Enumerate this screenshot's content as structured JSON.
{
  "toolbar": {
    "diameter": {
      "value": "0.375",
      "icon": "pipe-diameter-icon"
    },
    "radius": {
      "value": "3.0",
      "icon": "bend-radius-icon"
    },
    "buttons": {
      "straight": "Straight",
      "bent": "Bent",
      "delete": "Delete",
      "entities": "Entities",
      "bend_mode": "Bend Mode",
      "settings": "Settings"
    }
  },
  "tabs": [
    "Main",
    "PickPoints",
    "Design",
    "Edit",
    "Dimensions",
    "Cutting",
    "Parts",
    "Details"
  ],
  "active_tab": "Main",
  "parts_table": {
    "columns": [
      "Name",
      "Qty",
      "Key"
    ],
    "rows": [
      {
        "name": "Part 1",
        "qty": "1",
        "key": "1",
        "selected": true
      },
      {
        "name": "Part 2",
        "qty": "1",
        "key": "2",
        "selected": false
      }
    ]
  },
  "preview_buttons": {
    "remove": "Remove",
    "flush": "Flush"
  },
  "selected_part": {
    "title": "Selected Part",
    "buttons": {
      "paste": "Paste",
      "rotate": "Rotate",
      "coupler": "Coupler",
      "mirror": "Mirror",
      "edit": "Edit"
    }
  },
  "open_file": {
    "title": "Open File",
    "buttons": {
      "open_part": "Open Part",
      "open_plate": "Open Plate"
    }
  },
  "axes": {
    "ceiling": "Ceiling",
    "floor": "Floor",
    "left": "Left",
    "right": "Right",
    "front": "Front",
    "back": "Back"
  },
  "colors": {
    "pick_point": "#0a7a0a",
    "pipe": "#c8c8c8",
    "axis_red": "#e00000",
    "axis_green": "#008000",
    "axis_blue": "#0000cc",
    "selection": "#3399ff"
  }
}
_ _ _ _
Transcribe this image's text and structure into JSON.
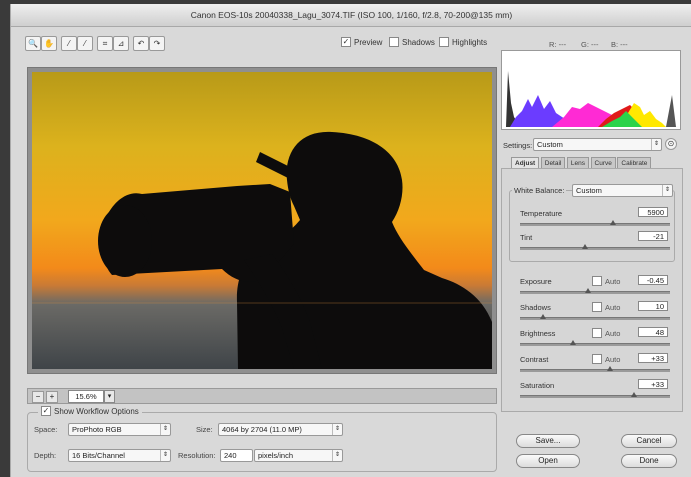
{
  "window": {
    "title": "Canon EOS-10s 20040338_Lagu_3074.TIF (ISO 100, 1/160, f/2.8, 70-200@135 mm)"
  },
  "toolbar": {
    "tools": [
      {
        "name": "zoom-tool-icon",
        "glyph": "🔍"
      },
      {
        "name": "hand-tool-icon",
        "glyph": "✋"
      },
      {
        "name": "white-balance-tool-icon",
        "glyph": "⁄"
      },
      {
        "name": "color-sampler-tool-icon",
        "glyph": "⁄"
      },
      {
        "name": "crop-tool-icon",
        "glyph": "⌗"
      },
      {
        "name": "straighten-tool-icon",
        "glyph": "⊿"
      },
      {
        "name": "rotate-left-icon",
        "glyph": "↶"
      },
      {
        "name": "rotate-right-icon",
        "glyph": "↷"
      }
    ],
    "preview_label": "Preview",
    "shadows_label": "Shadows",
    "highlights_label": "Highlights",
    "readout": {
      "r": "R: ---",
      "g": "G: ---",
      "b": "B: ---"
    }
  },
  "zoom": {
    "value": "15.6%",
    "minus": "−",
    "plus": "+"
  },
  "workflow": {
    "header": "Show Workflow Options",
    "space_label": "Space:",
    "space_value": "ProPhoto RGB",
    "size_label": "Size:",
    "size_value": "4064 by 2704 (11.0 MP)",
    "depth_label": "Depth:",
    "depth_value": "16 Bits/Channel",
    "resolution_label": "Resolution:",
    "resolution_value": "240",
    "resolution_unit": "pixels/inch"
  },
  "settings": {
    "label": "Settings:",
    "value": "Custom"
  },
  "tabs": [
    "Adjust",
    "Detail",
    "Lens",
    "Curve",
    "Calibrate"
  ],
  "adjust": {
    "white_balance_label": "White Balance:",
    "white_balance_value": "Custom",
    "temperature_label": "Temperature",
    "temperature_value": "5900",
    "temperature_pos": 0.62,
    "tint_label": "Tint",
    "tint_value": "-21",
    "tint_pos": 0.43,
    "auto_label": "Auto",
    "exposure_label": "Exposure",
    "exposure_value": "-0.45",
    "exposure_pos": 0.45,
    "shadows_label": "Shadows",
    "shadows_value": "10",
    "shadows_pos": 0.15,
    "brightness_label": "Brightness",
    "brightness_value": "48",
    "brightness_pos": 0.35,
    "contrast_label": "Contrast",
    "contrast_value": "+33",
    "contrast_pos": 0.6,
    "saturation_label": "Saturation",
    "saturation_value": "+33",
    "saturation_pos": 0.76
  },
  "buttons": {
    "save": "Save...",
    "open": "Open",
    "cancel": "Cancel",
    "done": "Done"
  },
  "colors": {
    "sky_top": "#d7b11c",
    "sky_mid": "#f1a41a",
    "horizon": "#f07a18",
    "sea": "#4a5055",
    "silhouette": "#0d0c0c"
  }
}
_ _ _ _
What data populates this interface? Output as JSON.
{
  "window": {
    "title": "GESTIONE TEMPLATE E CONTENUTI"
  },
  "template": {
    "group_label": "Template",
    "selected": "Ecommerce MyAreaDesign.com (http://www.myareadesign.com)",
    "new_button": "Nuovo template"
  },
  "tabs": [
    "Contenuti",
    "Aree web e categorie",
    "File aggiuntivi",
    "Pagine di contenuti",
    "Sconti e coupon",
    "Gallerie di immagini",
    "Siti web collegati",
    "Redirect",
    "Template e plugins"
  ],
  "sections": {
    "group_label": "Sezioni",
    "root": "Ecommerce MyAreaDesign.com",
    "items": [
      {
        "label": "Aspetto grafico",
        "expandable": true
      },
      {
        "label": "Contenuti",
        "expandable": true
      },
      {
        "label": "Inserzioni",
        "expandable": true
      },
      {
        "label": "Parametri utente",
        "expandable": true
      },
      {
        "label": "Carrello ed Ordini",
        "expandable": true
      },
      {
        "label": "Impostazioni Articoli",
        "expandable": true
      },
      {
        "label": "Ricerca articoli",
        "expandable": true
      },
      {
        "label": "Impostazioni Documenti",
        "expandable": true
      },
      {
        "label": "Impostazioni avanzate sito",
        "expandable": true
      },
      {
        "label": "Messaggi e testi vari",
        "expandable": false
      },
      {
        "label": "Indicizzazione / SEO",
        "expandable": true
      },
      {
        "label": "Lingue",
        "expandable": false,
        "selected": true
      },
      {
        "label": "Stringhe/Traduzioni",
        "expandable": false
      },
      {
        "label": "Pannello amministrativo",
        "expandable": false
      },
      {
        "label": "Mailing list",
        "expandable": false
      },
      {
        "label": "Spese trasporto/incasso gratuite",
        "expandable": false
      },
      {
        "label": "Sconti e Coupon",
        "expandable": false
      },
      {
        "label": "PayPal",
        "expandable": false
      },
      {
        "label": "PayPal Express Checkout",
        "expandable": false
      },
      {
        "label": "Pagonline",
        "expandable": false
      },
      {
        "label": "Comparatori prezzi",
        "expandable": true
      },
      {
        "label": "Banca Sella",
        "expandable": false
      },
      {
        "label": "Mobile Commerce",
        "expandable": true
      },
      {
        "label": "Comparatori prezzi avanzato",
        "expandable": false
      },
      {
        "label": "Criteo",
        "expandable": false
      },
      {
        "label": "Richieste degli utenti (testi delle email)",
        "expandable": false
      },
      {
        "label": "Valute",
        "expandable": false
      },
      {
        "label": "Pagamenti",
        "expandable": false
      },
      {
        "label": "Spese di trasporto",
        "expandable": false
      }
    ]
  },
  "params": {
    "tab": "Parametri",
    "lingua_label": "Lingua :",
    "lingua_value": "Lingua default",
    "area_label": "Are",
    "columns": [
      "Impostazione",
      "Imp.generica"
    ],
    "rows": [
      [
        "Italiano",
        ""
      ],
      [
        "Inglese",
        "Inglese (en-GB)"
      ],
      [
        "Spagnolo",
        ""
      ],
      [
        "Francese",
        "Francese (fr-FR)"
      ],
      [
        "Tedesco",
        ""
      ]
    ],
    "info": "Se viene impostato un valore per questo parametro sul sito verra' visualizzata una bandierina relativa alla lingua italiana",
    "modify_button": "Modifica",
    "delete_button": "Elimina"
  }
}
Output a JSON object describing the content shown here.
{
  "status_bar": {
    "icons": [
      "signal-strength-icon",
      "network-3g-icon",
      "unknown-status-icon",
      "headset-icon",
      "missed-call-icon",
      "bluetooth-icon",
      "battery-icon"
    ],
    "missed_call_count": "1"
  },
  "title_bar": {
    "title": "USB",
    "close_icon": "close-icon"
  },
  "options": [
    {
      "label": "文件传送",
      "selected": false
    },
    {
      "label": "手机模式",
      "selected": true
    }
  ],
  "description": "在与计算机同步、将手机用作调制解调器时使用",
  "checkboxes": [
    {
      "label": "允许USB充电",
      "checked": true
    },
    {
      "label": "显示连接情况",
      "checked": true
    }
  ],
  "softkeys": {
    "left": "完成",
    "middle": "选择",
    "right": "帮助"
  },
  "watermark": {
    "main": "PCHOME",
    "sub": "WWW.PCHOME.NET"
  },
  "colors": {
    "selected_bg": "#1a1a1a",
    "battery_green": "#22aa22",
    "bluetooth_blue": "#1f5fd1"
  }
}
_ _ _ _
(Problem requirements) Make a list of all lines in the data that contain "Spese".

(Solution for this task)
        "label": "Spese trasporto/incasso gratuite",
        "label": "Spese di trasporto",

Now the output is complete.